Republicans tomorrow night have a chance to win as many as five of six key attorney general races in Arizona, Colorado, Wisconsin, Arkansas, Nevada and New Mexico.
Recent polls show Republican Mark Brnovich leading Democrat Felecia Rotellini in Arizona by nine points, in a race that appears all but decided.
The AG race seems to be solidly breaking the GOP’s way in Colorado, with Cynthia Coffman leading Democrat Don Quick by seven points. This in a state where Republicans are in a fight to the finish for governor and a U.S. Senate seat.
Republican Brad Schimel is facing a closer race in Wisconsin, but still leads his Democratic opponent, Susan Happ, by four percentage points in recent polling. This race has largely been over-shadowed by the gubernatorial election in which Gov. Scott Walker is seeking a second term after surviving the 2012 recall effort against him.
Arkansas Republican Leslie Rutledge faced criticism regarding voter registration and questionable emails she sent while working for the Department of Human Services. Still, she leads her Democratic opponent, Nate Steel, by 4 percent in the latest PPP survey.
Hopes have been high in Nevada, as Republican turnout in early voting has far surpassed previous mid-term election years. Recent poll numbers show Republican Adam Laxalt closing the gap on Democratic candidate Ross Miller, the current secretary of state.

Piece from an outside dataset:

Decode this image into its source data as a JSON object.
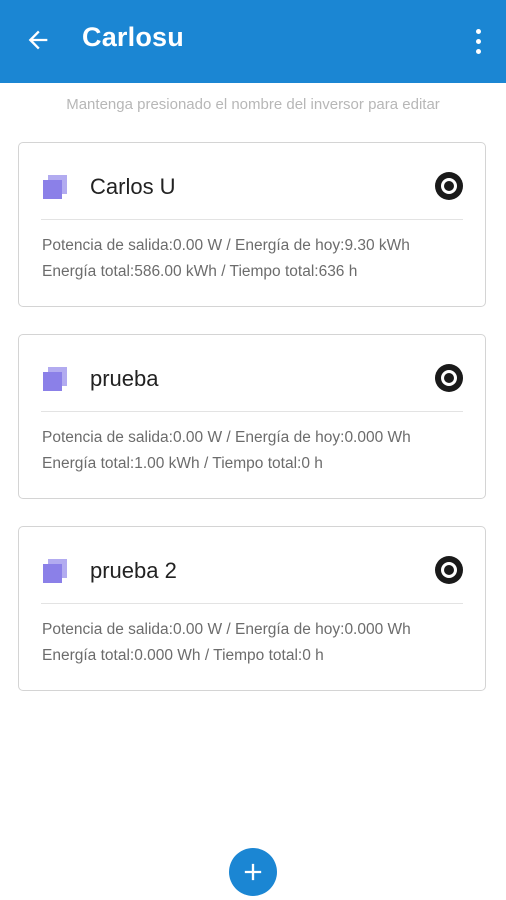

Nevada will likely be the closest of all the AG races. The grandson of former Nevada Senator Paul Laxalt has overcome criticism for his lack of political experience and weathered a flood of negative advertising to make Democrats nervous going into Election Day.
Only in New Mexico, where Susan Riedel has thus far been unable to come close to her opponent, Democrat Hector Balderas, in polling does a Republican win look out of reach.
Riedel has the support of New Mexico’s Republican Gov. Susana Martinez. Balderas, however, has far surpassed Riedel in fundraising, outspending her 4-1 on television advertising.
Balderas also has history on his side. Republicans haven’t won an AG’s race in the state in 28 years.
Five wins would mean 27 Republican attorneys general, the greatest number in American history.
Those wins, Scott Will, political director of the Republican Attorneys General Association, told me will “ensure an important layer of accountability on the final two years of the Obama administration.”